India Natt’s daily life
India lives in Lisbon with her husband, a professional bridge player too, and baby son.
When she is playing as a professional, she tries to make the most of her experiences. She sees herself as a very kind person and does not castigate her partners for making mistakes.
India also gives lessons to students of many different levels from all over the globe. Even at her young age, she quickly made a name for herself in the teaching world. Since she began teaching in 2019, she very quickly fell in love with the job.
She has gained much experience, teaching both in person and online. She finds seeing her students improve incredibly rewarding. She also takes care to adapt lessons, topics and feedback to each student’s level.
- 2015: Joined the U26 squad.
- 2016: Played her first international tournament.
- 2019: Finished 4th in the 2019 Junior World Championships in Croatia.
- 2021: First win in England.
- She won bridge events in several different countries (Sweden, Northern Ireland, Wales, Madeira, etc.).
- India also wrote source materials for the English Bridge Education & Development (EBED) department and created a lot of video content.
India Natt‘s interview
At what age have you started playing bridge?
“I first played bridge when I was 11, playing on a very occasional basis when I went to stay with my grandmother. I think the players at her local club were somewhat surprised when I showed up at age 13 to play a duplicate!
I only began playing regularly when I went to university and joined the Cambridge University Bridge Club at 18. Playing there once a week in my first year turned into three or four times a week upon becoming the captain of my college’s bridge club in my third year, when I began to play competitively in teams matches (both within the university and against other teams in the county) and then Varsity (an annual competition against the University of Oxford). I had caught the bridge bug!”
What is your best bridge memory?
“It has to be a hand I played with my now-husband against David Gold and Zia Mahmood a few years ago.

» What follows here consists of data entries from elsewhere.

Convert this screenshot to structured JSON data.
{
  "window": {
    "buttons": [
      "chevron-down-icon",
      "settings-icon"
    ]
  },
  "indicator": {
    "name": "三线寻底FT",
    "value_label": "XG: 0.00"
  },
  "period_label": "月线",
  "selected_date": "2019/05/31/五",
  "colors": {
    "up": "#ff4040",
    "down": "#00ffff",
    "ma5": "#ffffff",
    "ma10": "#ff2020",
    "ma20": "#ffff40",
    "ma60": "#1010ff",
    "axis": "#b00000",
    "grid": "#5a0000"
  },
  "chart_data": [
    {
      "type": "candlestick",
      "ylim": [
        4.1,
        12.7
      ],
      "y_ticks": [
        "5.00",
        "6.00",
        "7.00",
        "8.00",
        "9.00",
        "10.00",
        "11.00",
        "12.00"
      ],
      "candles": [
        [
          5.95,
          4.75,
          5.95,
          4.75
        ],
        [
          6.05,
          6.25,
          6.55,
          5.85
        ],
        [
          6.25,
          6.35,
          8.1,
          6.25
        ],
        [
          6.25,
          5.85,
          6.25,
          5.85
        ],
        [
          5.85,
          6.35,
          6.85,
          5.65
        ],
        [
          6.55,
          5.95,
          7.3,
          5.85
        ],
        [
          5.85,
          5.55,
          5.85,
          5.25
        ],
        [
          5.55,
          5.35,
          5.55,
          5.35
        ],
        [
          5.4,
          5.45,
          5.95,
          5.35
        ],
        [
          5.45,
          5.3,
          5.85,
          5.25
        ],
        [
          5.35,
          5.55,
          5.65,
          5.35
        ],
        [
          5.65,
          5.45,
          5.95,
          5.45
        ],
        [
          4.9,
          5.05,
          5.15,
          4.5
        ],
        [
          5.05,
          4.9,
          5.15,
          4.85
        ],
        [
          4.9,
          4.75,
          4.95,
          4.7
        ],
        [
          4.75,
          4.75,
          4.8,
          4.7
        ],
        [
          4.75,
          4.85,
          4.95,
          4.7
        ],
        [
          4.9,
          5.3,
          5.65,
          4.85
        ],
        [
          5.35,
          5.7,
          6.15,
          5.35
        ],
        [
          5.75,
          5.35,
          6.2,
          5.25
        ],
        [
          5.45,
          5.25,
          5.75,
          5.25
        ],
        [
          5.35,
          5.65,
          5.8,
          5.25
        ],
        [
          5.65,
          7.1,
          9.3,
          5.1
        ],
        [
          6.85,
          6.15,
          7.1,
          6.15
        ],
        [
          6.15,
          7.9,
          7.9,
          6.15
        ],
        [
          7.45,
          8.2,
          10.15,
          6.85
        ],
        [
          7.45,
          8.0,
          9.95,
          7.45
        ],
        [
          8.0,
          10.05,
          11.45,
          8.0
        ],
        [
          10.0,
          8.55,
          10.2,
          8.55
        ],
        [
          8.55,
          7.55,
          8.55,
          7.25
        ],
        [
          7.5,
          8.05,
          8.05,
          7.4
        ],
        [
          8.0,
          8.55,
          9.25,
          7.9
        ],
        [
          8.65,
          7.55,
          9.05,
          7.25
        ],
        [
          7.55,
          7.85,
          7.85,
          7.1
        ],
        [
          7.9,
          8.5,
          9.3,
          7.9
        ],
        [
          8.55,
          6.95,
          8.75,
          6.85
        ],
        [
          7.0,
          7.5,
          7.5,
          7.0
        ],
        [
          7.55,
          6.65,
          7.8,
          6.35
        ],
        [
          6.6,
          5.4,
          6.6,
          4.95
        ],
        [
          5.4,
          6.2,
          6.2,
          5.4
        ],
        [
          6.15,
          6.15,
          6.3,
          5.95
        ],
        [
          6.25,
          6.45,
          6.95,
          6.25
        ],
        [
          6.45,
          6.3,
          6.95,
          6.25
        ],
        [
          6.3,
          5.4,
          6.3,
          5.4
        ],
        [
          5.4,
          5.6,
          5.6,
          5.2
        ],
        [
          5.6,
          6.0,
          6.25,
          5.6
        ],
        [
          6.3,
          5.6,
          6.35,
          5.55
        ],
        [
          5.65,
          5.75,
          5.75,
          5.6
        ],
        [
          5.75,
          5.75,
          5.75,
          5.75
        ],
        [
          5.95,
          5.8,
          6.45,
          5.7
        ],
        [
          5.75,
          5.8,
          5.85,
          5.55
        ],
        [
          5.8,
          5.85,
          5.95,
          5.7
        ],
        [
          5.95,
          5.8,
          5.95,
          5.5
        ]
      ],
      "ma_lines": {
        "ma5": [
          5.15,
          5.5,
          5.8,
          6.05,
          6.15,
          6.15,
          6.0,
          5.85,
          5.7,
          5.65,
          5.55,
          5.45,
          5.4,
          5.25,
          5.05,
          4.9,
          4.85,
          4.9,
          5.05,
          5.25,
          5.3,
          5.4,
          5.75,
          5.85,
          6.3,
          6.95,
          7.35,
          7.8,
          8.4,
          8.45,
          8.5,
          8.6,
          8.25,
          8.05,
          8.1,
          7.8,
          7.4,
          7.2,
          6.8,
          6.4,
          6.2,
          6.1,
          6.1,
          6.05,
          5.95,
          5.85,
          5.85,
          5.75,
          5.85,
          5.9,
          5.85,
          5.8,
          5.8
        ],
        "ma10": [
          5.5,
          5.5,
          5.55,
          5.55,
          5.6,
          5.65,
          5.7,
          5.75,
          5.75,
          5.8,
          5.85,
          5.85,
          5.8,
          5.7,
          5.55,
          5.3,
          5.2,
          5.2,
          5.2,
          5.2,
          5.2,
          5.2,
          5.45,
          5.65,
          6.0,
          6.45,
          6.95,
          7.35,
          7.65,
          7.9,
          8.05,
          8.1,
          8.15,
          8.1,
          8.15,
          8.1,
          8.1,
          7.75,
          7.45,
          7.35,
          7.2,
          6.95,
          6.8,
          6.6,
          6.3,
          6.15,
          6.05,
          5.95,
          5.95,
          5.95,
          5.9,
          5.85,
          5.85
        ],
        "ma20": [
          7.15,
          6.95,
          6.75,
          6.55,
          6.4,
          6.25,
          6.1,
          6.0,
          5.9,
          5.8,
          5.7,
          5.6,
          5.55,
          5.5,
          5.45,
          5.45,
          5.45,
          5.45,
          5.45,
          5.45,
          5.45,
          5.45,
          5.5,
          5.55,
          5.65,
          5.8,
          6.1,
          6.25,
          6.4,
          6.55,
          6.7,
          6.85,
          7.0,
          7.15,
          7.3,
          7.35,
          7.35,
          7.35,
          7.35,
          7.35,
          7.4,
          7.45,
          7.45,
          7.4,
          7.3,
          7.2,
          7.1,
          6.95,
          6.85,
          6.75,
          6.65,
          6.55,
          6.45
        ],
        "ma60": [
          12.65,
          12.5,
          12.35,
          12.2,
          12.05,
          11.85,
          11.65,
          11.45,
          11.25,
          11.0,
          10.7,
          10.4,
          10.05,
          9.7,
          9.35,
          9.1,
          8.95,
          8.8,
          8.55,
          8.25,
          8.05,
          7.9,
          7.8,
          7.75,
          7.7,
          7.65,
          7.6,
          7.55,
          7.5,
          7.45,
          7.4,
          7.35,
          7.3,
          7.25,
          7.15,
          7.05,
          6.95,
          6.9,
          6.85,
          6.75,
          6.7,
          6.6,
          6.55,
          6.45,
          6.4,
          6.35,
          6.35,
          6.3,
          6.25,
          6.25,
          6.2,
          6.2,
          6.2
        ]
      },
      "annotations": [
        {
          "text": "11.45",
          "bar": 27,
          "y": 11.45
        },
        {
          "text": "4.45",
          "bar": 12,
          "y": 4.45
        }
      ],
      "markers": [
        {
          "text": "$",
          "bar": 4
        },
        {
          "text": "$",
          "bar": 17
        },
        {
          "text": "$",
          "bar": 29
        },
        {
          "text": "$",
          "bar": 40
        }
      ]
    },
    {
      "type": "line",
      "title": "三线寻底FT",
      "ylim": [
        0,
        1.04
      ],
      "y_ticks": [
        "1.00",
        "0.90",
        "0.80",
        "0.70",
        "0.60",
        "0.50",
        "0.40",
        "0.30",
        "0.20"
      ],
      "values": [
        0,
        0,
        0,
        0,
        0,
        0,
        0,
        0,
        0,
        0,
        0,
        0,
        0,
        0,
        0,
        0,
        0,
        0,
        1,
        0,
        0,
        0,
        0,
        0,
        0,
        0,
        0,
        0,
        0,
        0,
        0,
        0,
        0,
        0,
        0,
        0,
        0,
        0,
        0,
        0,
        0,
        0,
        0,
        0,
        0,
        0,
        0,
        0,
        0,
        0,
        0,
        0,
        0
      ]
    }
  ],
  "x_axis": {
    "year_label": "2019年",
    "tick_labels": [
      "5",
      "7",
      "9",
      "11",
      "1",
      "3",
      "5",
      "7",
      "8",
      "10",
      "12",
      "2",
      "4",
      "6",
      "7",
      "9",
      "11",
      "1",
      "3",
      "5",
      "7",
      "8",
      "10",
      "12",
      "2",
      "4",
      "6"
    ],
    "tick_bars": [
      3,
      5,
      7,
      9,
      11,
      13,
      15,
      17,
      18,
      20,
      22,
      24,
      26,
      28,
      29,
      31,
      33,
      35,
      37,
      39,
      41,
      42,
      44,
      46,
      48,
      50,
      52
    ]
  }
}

Zia was Declarer in 5H and I made a killer defensive play (made possible by my partner’s excellent lead) that caused Zia to misguess the trump suit.
It would have been a memorable play in and of itself. It was beautiful. But it felt even more special given the calibre of our opponents! It was even written up in a national newspaper afterwards.”